Task details
Each line in these records that contains "this" counts once. Give the number only.

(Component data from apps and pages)
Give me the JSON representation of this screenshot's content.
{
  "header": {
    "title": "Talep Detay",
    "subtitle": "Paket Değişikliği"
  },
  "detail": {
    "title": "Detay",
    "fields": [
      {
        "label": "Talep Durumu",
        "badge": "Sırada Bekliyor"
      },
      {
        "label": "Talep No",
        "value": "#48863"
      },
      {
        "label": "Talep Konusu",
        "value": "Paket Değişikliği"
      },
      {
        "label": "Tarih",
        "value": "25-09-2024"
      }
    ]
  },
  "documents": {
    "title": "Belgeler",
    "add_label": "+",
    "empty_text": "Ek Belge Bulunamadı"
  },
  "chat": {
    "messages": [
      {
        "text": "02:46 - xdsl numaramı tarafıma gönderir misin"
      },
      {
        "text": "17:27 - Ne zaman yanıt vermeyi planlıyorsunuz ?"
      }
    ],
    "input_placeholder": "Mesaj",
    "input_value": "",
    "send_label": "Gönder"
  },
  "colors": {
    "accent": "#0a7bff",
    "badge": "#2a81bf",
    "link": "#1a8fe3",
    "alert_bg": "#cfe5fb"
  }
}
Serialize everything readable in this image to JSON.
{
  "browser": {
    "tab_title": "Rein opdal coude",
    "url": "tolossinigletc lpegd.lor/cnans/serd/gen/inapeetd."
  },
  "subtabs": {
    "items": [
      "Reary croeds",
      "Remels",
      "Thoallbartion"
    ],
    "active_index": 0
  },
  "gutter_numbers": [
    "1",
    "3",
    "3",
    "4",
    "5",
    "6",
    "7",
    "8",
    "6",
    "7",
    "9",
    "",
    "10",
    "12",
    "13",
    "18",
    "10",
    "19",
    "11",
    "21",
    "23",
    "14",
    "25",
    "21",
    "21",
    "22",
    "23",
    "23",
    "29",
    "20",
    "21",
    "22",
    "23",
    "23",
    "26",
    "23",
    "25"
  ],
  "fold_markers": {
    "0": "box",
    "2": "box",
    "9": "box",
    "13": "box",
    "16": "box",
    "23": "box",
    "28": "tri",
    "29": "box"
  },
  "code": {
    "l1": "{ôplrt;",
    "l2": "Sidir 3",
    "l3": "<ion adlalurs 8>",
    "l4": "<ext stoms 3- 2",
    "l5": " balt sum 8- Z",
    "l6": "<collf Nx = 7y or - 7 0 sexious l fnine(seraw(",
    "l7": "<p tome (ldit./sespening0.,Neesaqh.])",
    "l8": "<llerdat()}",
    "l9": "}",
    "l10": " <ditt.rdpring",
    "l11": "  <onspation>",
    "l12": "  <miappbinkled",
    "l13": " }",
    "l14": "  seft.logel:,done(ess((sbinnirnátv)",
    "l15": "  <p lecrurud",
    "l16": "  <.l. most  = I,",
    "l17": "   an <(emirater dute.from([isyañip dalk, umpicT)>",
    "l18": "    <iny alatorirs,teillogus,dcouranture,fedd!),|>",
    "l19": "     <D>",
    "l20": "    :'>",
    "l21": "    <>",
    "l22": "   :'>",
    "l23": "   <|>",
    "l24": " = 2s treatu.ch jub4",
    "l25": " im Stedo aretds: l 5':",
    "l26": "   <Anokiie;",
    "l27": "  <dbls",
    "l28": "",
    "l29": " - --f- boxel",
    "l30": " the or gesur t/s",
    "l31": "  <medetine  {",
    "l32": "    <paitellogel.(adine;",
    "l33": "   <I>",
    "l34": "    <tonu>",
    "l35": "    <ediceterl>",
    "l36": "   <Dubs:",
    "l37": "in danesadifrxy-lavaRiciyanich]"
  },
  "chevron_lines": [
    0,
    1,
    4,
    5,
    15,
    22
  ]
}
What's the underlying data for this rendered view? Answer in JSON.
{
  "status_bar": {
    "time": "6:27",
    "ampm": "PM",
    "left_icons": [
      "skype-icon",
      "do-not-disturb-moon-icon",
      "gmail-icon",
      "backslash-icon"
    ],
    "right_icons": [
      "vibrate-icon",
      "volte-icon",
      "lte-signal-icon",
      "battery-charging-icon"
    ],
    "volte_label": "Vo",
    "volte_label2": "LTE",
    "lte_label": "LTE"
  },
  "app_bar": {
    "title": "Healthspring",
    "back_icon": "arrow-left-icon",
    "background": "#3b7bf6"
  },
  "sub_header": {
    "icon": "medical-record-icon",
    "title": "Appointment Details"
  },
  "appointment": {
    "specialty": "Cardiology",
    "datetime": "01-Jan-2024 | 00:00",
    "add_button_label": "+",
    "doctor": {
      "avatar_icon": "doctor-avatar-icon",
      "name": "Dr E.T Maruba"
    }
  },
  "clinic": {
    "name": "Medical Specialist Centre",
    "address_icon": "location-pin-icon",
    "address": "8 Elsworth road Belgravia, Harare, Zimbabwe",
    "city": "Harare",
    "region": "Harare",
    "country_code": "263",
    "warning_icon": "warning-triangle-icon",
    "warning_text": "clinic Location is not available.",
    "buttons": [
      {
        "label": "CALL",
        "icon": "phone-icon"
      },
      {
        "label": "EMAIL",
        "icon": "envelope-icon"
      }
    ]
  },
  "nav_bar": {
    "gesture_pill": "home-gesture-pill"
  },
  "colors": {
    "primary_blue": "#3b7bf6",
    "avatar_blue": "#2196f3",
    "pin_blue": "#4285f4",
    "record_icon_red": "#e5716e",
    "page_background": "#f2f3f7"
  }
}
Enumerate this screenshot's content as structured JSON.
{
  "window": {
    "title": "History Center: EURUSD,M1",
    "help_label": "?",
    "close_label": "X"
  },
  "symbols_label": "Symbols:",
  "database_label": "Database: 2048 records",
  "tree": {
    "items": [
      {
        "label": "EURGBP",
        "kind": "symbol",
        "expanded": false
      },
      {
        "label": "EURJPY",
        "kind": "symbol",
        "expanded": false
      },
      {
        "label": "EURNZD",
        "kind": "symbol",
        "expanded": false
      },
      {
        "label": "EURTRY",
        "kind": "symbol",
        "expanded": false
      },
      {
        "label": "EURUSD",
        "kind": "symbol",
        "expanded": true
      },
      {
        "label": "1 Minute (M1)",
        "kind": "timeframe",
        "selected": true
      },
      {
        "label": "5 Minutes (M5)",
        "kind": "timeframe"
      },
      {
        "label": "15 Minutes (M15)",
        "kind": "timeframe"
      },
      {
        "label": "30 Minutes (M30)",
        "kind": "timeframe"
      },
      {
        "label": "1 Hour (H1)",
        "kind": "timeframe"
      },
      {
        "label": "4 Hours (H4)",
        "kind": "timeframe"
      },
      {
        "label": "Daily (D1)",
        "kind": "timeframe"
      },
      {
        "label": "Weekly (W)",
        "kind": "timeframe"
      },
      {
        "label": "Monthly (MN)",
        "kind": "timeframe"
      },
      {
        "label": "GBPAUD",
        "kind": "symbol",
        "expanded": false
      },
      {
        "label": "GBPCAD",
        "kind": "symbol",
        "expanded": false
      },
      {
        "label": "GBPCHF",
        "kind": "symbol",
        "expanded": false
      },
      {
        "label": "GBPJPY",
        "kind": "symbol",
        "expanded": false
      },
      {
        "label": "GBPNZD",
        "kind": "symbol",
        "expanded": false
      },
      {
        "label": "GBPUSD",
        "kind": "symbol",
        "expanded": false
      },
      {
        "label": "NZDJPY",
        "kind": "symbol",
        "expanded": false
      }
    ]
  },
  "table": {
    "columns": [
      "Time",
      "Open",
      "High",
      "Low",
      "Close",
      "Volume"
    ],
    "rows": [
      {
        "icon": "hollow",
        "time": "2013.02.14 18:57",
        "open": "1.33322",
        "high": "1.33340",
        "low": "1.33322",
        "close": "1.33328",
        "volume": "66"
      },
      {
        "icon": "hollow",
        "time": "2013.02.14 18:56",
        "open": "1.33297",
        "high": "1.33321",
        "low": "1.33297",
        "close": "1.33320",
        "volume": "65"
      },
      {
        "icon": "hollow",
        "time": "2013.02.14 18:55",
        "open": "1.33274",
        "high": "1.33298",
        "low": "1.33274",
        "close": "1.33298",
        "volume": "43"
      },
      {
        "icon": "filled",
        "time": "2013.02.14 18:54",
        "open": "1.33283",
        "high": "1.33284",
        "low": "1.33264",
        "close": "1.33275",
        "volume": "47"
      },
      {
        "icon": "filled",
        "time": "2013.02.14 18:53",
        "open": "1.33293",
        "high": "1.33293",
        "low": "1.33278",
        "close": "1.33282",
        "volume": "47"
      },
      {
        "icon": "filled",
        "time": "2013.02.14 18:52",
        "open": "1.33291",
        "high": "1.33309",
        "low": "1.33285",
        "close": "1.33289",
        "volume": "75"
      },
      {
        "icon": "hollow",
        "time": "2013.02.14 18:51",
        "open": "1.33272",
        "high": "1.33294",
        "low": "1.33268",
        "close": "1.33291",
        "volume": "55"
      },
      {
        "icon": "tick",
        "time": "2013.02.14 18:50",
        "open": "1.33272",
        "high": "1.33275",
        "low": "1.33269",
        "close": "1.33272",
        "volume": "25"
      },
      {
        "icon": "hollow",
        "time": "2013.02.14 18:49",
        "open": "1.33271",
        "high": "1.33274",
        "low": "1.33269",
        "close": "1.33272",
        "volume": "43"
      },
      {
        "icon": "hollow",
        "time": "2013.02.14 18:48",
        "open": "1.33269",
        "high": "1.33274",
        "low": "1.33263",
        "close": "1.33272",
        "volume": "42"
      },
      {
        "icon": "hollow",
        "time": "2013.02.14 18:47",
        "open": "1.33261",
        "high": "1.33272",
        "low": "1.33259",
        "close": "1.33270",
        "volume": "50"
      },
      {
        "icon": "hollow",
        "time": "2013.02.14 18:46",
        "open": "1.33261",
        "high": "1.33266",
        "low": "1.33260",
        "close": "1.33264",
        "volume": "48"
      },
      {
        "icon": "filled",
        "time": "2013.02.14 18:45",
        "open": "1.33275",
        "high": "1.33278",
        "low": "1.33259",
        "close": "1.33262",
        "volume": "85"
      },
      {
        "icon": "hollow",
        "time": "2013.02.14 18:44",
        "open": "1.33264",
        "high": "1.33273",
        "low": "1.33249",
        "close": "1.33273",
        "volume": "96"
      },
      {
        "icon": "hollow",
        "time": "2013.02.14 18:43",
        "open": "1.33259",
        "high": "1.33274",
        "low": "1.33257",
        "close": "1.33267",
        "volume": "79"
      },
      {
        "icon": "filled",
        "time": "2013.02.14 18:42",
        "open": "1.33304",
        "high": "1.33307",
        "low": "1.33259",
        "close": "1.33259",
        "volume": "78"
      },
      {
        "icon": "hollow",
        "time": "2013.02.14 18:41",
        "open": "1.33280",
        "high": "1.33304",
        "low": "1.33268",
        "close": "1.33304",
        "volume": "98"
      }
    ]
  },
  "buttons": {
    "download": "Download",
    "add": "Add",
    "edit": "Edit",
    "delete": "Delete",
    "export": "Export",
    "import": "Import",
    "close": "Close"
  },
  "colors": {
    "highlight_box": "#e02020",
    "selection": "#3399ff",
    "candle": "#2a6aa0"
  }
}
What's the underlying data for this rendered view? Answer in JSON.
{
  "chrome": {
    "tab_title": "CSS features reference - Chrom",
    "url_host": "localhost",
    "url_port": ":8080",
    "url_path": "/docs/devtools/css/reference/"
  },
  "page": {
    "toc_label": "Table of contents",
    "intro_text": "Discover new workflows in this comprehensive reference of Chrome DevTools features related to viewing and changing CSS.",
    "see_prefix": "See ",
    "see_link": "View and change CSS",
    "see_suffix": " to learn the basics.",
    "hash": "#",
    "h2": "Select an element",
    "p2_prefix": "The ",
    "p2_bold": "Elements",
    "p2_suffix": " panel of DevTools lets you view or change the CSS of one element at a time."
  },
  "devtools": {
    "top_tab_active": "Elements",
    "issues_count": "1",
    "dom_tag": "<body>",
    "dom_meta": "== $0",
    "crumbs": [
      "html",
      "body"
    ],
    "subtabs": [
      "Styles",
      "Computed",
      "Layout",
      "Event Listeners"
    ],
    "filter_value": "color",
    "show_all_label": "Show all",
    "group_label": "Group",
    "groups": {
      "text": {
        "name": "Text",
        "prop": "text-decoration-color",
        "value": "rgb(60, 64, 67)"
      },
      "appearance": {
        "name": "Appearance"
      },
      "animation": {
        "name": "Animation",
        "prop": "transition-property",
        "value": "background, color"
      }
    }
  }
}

Solution
6